It’s a cozy starring a happily partnered lesbian plus it has a dragon. I mean, how could I not?

cover_lifefirst

Life First
By: RJ Crayton
Genre: Scifi, Thriller
Summary:
Strong-willed Kelsey Reed must escape tonight or tomorrow her government will take her kidney and give it to someone else.

In this future forged by survivors of pandemics that wiped out 80 percent of the world’s population, life is valued above all else. The government of “Life First” requires the mentally ill to be sterilized, outlaws abortions and sentences to death those who refuse to donate an organ when told.

Determined not to give up her kidney, Kelsey enlists the help of her boyfriend Luke and a dodgy doctor to escape. The trio must disable the tracking chip in her arm for her to flee undetected. If they fail, Kelsey will be stripped of everything.

Why I Accepted It:
It hits on a lot of issues I like seeing looked at in scifi — organ donation, mental illness, and reproductive rights and issues.

cover_rymellan1disobedience

Rymellan 1: Disobediece Means Death
By: Sarah Ettritch
Genre: Scifi
Notable GLBTQA Content
Summary:
Lesley and Mo can’t imagine life without each other. If it were up to them, they’d settle down, raise daughters, and lead happy, fulfilled lives. But they live on the planet Rymel, in a strict society that selects life-mates for its citizens and executes those who violate their life-bonds. Girlfriends since their teens, Lesley and Mo know they should break up but can’t let each other go. They dread the day the state summons them to meet their selected mates. Meet Lesley and Mo when they’re young adults in love and follow them until their time together runs out.
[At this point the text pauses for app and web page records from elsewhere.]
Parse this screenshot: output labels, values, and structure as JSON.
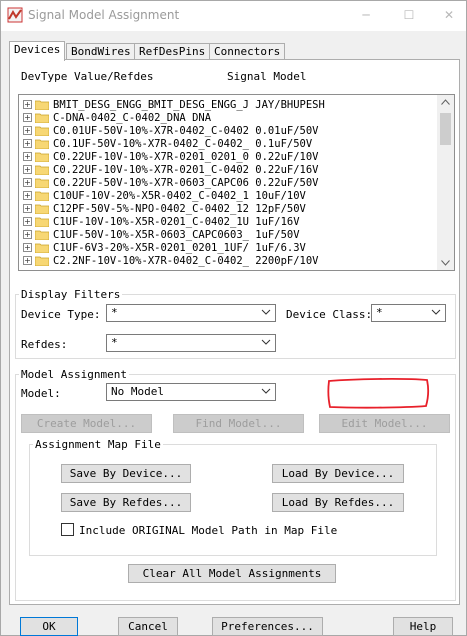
{
  "window": {
    "title": "Signal Model Assignment",
    "minimize": "─",
    "maximize": "☐",
    "close": "✕"
  },
  "tabs": [
    {
      "label": "Devices"
    },
    {
      "label": "BondWires"
    },
    {
      "label": "RefDesPins"
    },
    {
      "label": "Connectors"
    }
  ],
  "list": {
    "header_devtype": "DevType Value/Refdes",
    "header_model": "Signal Model",
    "rows": [
      "BMIT_DESG_ENGG_BMIT_DESG_ENGG_J JAY/BHUPESH",
      "C-DNA-0402_C-0402_DNA DNA",
      "C0.01UF-50V-10%-X7R-0402_C-0402 0.01uF/50V",
      "C0.1UF-50V-10%-X7R-0402_C-0402_ 0.1uF/50V",
      "C0.22UF-10V-10%-X7R-0201_0201_0 0.22uF/10V",
      "C0.22UF-10V-10%-X7R-0201_C-0402 0.22uF/16V",
      "C0.22UF-50V-10%-X7R-0603_CAPC06 0.22uF/50V",
      "C10UF-10V-20%-X5R-0402_C-0402_1 10uF/10V",
      "C12PF-50V-5%-NPO-0402_C-0402_12 12pF/50V",
      "C1UF-10V-10%-X5R-0201_C-0402_1U 1uF/16V",
      "C1UF-50V-10%-X5R-0603_CAPC0603_ 1uF/50V",
      "C1UF-6V3-20%-X5R-0201_0201_1UF/ 1uF/6.3V",
      "C2.2NF-10V-10%-X7R-0402_C-0402_ 2200pF/10V"
    ]
  },
  "display_filters": {
    "title": "Display Filters",
    "device_type_label": "Device Type:",
    "device_type_value": "*",
    "device_class_label": "Device Class:",
    "device_class_value": "*",
    "refdes_label": "Refdes:",
    "refdes_value": "*"
  },
  "model_assignment": {
    "title": "Model Assignment",
    "model_label": "Model:",
    "model_value": "No Model",
    "create_model": "Create Model...",
    "find_model": "Find Model...",
    "edit_model": "Edit Model..."
  },
  "assignment_map": {
    "title": "Assignment Map File",
    "save_by_device": "Save By Device...",
    "load_by_device": "Load By Device...",
    "save_by_refdes": "Save By Refdes...",
    "load_by_refdes": "Load By Refdes...",
    "include_original": "Include ORIGINAL Model Path in Map File",
    "include_original_checked": false
  },
  "clear_all": "Clear All Model Assignments",
  "footer": {
    "ok": "OK",
    "cancel": "Cancel",
    "preferences": "Preferences...",
    "help": "Help"
  },
  "colors": {
    "annotation_red": "#e8202a",
    "folder": "#f7d774",
    "default_border": "#0078d7"
  }
}
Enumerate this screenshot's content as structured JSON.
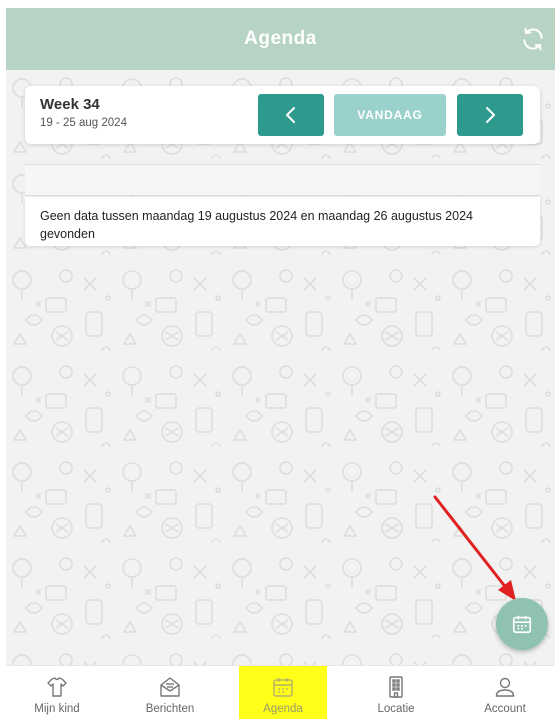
{
  "header": {
    "title": "Agenda",
    "refresh_icon": "refresh-icon"
  },
  "week": {
    "title": "Week 34",
    "range": "19 - 25 aug 2024",
    "today_label": "VANDAAG",
    "prev_icon": "chevron-left-icon",
    "next_icon": "chevron-right-icon"
  },
  "message": {
    "text": "Geen data tussen maandag 19 augustus 2024 en maandag 26 augustus 2024 gevonden"
  },
  "fab": {
    "icon": "calendar-icon"
  },
  "bottom_nav": {
    "items": [
      {
        "label": "Mijn kind",
        "icon": "child-shirt-icon"
      },
      {
        "label": "Berichten",
        "icon": "envelope-icon"
      },
      {
        "label": "Agenda",
        "icon": "calendar-icon",
        "active": true
      },
      {
        "label": "Locatie",
        "icon": "building-icon"
      },
      {
        "label": "Account",
        "icon": "user-icon"
      }
    ]
  },
  "colors": {
    "header": "#b7d3c4",
    "primary": "#2e9a8e",
    "today_button": "#9ad1cc",
    "fab": "#8fc2b1",
    "highlight": "#ffff1a",
    "annotation_arrow": "#e02020",
    "background": "#f1f2f1"
  }
}
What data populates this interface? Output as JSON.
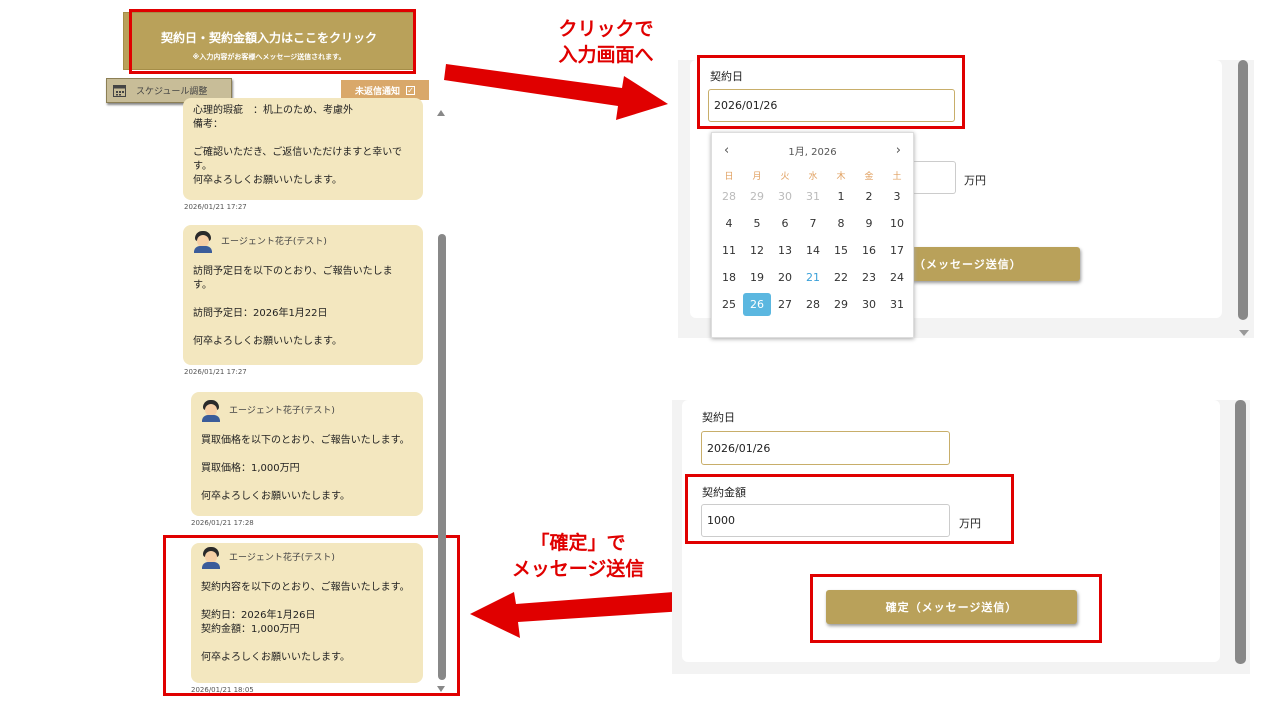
{
  "header": {
    "contract_button_title": "契約日・契約金額入力はここをクリック",
    "contract_button_sub": "※入力内容がお客様へメッセージ送信されます。",
    "schedule_button": "スケジュール調整",
    "unread_button": "未返信通知"
  },
  "chat": {
    "messages": [
      {
        "sender": "",
        "text": "心理的瑕疵　：机上のため、考慮外\n備考：\n\nご確認いただき、ご返信いただけますと幸いで\nす。\n何卒よろしくお願いいたします。",
        "time": "2026/01/21 17:27"
      },
      {
        "sender": "エージェント花子(テスト)",
        "text": "訪問予定日を以下のとおり、ご報告いたしま\nす。\n\n訪問予定日：2026年1月22日\n\n何卒よろしくお願いいたします。",
        "time": "2026/01/21 17:27"
      },
      {
        "sender": "エージェント花子(テスト)",
        "text": "買取価格を以下のとおり、ご報告いたします。\n\n買取価格：1,000万円\n\n何卒よろしくお願いいたします。",
        "time": "2026/01/21 17:28"
      },
      {
        "sender": "エージェント花子(テスト)",
        "text": "契約内容を以下のとおり、ご報告いたします。\n\n契約日：2026年1月26日\n契約金額：1,000万円\n\n何卒よろしくお願いいたします。",
        "time": "2026/01/21 18:05"
      }
    ]
  },
  "form_top": {
    "contract_date_label": "契約日",
    "contract_date_value": "2026/01/26",
    "unit": "万円",
    "submit_partial": "（メッセージ送信）"
  },
  "calendar": {
    "month_label": "1月, 2026",
    "weekdays": [
      "日",
      "月",
      "火",
      "水",
      "木",
      "金",
      "土"
    ],
    "days": [
      [
        "28",
        "29",
        "30",
        "31",
        "1",
        "2",
        "3"
      ],
      [
        "4",
        "5",
        "6",
        "7",
        "8",
        "9",
        "10"
      ],
      [
        "11",
        "12",
        "13",
        "14",
        "15",
        "16",
        "17"
      ],
      [
        "18",
        "19",
        "20",
        "21",
        "22",
        "23",
        "24"
      ],
      [
        "25",
        "26",
        "27",
        "28",
        "29",
        "30",
        "31"
      ]
    ],
    "today": "21",
    "selected": "26"
  },
  "form_bottom": {
    "contract_date_label": "契約日",
    "contract_date_value": "2026/01/26",
    "contract_amount_label": "契約金額",
    "contract_amount_value": "1000",
    "unit": "万円",
    "submit": "確定（メッセージ送信）"
  },
  "callouts": {
    "click_line1": "クリックで",
    "click_line2": "入力画面へ",
    "confirm_line1": "「確定」で",
    "confirm_line2": "メッセージ送信"
  },
  "colors": {
    "gold": "#b9a15a",
    "bubble": "#f3e7bf",
    "accent_red": "#e00000",
    "selected_day": "#5bb7e0"
  }
}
Will they do what their society expects of them, or will they sacrifice their lives for their love?

Why I Accepted It:
The blurb and excerpt were just so cute, I couldn’t resist!